Note, even though this is a pair exercise, you both must run give from your own account before Monday 27 September 20:00 to obtain the marks for this lab exercise.

### Exercise (●●●) : Word Addition

Create a program called word_addition.c.

For this challenge exercise, you can only use the topics that we've covered in the course thus far (if/elseif/else, printf, scanf, ints).

This program should ask for two integers using the message Please enter two integers:  and then display the sum of the integers as n + n = sum.

Any numbers that are between zero and ten should appear as words. This also applies to negative numbers between negative ten and zero. All other numbers should appear as decimal integers.

Make sure to replace the n with the numbers entered in the same order and the sum with the sum of the two numbers.

#### Some Examples

./word_addition
Please enter two integers: 2 5
two + five = seven

./word_addition
Please enter two integers: 3 0
three + zero = three

./word_addition
Please enter two integers: -1 5
negative one + five = four

./word_addition
Please enter two integers: 10 5
ten + five = 15

Note: there is no special trick to this exercise. It will require many lines, and copy/paste is your friend.
You can run an automated code style checker using the following command:
1511 style word_addition.c


When you think your program is working, you can use autotest to run some simple automated tests:

1511 autotest word_addition


When you are finished working on this exercise, you and your lab partner must both submit your work by running give:

give cs1511 lab02_word_addition word_addition.c


Note, even though this is a pair exercise, you both must run give from your own account before Monday 27 September 20:00 to obtain the marks for this lab exercise.

### Exercise (☠) : Create a Game!

This is an open ended challenge, and is not necessarily difficult.

We encourage everyone to have a go!

Write a C program text_game.c which reads in integers and/or characters until the user wins or loses the game.

This is the starter code for the exercise. Add to it to create an adventure game.

// My Text Game
// text_game.c
//
// This program was written by YOUR-NAME-HERE (z5555555)
// on INSERT-DATE-HERE
//
// One line summary of what this exercise does.

#include <stdio.h>

int main(void) {
// TODO: Put any setup code here

// This code will make anything in the brackets run forever
while (1) {
// TODO: Fill this in with the game
}

return 0;
}


Tom (one of our course admins) has made his own adventure game using the concepts from Week 1 and 2 which you can play around with. Use the command 1511 toms_adventure to play!

There is no submission for this lab exercise! Unlike any other lab, though, you are welcome to share your code for this exercise. Post it on the forums at this link :)

### Assumptions/Restrictions/Hints

• You should only use the techniques taught to you in Week 1 and 2:
• Printf / Scanf
• Math (+, -, /, *)
• Char, Int and Double variables
• #define constants
• If Statements
• Structs
• While Loops
• If you want to get extra creative, you can also use:
• The random() function from stdlib.h
• Functions from math.h (like sin or cos).
• You can only add to the starter code. You should not remove anything that is already there.
You can run an automated code style checker using the following command:
1511 style text_game.c

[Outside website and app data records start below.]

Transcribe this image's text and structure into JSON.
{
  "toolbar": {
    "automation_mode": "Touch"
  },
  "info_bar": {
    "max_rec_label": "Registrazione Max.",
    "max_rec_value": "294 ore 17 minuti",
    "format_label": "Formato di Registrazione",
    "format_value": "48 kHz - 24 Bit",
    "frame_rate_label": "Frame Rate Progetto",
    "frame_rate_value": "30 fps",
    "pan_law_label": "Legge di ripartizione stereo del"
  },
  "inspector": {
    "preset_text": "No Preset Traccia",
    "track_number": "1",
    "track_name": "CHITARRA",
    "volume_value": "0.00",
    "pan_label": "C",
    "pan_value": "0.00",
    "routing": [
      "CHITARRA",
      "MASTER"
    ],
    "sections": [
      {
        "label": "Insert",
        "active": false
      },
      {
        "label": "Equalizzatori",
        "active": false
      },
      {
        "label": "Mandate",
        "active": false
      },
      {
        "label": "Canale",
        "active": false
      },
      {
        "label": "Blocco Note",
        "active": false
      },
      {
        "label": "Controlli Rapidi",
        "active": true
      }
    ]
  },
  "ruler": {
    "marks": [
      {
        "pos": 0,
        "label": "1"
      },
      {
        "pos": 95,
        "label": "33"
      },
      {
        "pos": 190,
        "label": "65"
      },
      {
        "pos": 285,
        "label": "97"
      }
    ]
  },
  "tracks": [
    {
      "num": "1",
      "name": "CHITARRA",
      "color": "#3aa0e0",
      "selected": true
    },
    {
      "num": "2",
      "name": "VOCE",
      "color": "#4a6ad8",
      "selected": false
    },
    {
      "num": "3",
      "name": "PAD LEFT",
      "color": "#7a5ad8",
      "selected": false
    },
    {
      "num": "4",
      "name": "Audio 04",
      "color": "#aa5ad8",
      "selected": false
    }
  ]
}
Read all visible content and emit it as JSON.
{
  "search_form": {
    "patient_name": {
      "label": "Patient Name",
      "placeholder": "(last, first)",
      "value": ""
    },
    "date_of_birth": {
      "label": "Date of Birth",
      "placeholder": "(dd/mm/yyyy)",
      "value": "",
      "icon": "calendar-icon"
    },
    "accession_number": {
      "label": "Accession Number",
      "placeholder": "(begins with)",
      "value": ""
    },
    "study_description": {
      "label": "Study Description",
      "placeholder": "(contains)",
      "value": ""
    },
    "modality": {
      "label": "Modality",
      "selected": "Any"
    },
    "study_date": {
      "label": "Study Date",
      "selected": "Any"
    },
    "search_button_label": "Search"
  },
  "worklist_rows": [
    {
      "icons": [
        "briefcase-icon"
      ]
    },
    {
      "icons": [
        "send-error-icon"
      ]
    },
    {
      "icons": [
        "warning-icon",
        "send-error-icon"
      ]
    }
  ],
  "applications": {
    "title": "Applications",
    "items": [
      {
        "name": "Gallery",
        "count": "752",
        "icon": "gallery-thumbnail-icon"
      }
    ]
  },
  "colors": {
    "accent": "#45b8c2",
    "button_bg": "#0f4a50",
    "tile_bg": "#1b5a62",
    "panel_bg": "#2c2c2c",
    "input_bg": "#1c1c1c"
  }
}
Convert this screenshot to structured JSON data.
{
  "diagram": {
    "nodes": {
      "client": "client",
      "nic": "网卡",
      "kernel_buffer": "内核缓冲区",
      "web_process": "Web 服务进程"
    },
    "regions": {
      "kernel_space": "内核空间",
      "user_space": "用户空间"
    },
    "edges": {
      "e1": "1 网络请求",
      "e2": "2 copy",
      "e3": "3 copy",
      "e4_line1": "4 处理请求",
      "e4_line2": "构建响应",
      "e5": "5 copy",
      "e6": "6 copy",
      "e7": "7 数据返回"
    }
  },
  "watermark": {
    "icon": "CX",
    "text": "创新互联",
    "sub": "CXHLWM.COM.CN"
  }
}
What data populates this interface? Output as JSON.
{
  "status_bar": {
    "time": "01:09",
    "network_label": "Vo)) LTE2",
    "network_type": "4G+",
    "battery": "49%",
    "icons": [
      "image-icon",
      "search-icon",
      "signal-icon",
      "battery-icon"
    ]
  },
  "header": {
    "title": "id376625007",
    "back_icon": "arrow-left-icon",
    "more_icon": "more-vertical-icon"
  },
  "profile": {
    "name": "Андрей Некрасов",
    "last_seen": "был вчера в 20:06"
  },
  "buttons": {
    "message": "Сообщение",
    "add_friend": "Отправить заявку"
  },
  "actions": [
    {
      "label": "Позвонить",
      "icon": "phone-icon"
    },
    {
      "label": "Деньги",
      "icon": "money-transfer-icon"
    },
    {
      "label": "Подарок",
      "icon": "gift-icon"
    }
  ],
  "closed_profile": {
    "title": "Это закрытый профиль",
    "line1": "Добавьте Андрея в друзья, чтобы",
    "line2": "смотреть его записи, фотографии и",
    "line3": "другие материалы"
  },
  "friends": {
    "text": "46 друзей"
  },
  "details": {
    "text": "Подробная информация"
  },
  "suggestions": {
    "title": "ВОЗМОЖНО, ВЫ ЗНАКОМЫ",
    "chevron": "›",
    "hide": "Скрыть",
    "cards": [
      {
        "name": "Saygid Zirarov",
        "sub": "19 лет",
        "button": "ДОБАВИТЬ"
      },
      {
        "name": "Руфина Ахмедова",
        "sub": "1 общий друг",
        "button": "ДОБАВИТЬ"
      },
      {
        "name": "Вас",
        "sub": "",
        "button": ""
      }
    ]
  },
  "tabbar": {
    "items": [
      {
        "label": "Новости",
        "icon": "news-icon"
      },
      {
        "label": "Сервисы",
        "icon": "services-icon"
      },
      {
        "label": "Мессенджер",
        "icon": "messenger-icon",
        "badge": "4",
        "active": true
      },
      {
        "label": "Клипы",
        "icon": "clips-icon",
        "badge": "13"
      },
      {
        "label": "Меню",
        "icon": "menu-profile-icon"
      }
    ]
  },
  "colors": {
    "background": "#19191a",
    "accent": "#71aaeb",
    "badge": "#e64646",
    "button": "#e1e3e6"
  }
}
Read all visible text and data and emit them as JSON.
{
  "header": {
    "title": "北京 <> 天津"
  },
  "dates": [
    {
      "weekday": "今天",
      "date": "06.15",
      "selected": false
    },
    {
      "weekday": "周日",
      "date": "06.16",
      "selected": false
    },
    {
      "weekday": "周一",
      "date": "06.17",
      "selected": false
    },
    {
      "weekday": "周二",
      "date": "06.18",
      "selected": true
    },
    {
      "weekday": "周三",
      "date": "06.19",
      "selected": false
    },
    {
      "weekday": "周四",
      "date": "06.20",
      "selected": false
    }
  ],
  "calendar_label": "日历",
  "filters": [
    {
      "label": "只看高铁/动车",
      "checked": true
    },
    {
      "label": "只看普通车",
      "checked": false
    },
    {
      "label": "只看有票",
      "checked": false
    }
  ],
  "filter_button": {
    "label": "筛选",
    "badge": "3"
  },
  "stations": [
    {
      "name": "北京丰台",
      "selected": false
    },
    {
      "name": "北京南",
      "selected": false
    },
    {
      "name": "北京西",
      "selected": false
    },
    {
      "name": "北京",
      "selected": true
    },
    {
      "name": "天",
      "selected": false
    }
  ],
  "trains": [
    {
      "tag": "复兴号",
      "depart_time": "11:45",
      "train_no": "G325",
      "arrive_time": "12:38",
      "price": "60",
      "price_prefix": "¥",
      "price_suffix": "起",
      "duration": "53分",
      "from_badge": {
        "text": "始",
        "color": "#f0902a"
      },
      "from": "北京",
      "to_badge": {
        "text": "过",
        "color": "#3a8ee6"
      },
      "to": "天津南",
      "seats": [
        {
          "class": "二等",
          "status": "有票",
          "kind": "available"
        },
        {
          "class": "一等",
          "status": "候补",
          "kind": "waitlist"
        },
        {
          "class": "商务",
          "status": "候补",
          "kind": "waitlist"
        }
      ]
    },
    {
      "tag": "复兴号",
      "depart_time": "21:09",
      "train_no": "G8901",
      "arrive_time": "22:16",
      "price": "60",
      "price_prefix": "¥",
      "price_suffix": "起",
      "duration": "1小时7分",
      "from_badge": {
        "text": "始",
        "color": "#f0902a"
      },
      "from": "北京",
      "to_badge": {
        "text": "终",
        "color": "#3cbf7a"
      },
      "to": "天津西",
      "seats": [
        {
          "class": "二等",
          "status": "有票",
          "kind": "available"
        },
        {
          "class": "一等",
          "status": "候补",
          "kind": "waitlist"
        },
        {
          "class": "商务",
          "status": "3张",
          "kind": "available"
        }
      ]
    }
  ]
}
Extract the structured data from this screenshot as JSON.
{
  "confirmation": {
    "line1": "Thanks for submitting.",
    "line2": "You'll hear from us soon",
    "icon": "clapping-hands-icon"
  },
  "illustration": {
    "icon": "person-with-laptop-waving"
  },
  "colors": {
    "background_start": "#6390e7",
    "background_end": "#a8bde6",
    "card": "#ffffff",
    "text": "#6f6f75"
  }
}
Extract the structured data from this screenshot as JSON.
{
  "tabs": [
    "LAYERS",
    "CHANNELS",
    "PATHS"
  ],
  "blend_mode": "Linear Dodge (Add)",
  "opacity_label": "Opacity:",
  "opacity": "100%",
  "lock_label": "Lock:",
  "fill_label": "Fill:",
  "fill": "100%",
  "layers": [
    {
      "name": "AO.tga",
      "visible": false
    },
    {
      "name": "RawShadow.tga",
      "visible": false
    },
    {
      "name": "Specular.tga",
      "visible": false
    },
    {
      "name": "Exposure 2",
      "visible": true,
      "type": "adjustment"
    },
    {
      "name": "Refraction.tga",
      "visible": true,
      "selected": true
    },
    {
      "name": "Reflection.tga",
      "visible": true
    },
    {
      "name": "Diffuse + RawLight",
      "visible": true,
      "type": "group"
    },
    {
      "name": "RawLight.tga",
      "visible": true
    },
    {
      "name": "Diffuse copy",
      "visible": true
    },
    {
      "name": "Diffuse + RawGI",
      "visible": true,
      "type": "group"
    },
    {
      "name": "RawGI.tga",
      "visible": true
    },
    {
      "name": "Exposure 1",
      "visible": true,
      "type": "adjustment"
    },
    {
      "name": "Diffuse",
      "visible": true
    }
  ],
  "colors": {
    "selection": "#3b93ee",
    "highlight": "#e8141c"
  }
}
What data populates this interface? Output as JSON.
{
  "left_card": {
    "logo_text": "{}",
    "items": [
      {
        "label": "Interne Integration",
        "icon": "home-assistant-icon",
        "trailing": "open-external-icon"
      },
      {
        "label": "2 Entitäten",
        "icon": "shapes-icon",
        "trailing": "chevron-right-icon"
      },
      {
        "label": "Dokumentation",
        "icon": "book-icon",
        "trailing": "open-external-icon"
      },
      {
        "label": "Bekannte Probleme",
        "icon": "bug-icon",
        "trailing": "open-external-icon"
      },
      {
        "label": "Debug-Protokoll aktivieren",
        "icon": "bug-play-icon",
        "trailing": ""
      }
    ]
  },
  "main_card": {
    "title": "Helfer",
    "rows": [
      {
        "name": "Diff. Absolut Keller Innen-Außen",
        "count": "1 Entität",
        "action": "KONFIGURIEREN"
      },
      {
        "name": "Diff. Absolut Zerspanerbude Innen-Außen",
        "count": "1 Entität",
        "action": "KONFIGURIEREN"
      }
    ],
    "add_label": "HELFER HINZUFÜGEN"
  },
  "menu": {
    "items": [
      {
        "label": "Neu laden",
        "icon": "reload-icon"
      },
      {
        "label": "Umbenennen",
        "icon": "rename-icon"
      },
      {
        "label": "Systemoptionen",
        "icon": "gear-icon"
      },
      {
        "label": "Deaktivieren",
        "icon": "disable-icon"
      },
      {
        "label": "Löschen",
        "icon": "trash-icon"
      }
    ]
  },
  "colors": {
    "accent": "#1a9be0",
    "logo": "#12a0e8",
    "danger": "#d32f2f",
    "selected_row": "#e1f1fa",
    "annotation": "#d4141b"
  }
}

### Submission

When you are finished each exercises make sure you submit your work by running give.

You can run give multiple times. Only your last submission will be marked.

Don't submit any exercises you haven't attempted.

If you are working at home, you may find it more convenient to upload your work via give's web interface.

Remember you have until Week 3 Monday 20:00 to submit your work.

You cannot obtain marks by e-mailing your code to tutors or lecturers.

You check the files you have submitted here.

Automarking will be run by the lecturer several days after the submission deadline, using test cases different to those autotest runs for you. (Hint: do your own testing as well as running autotest.)

After automarking is run by the lecturer you can view your results here. The resulting mark will also be available via give's web interface.

#### Lab Marks

When all components of a lab are automarked you should be able to view the the marks via give's web interface or by running this command on a CSE machine:

1511 classrun -sturec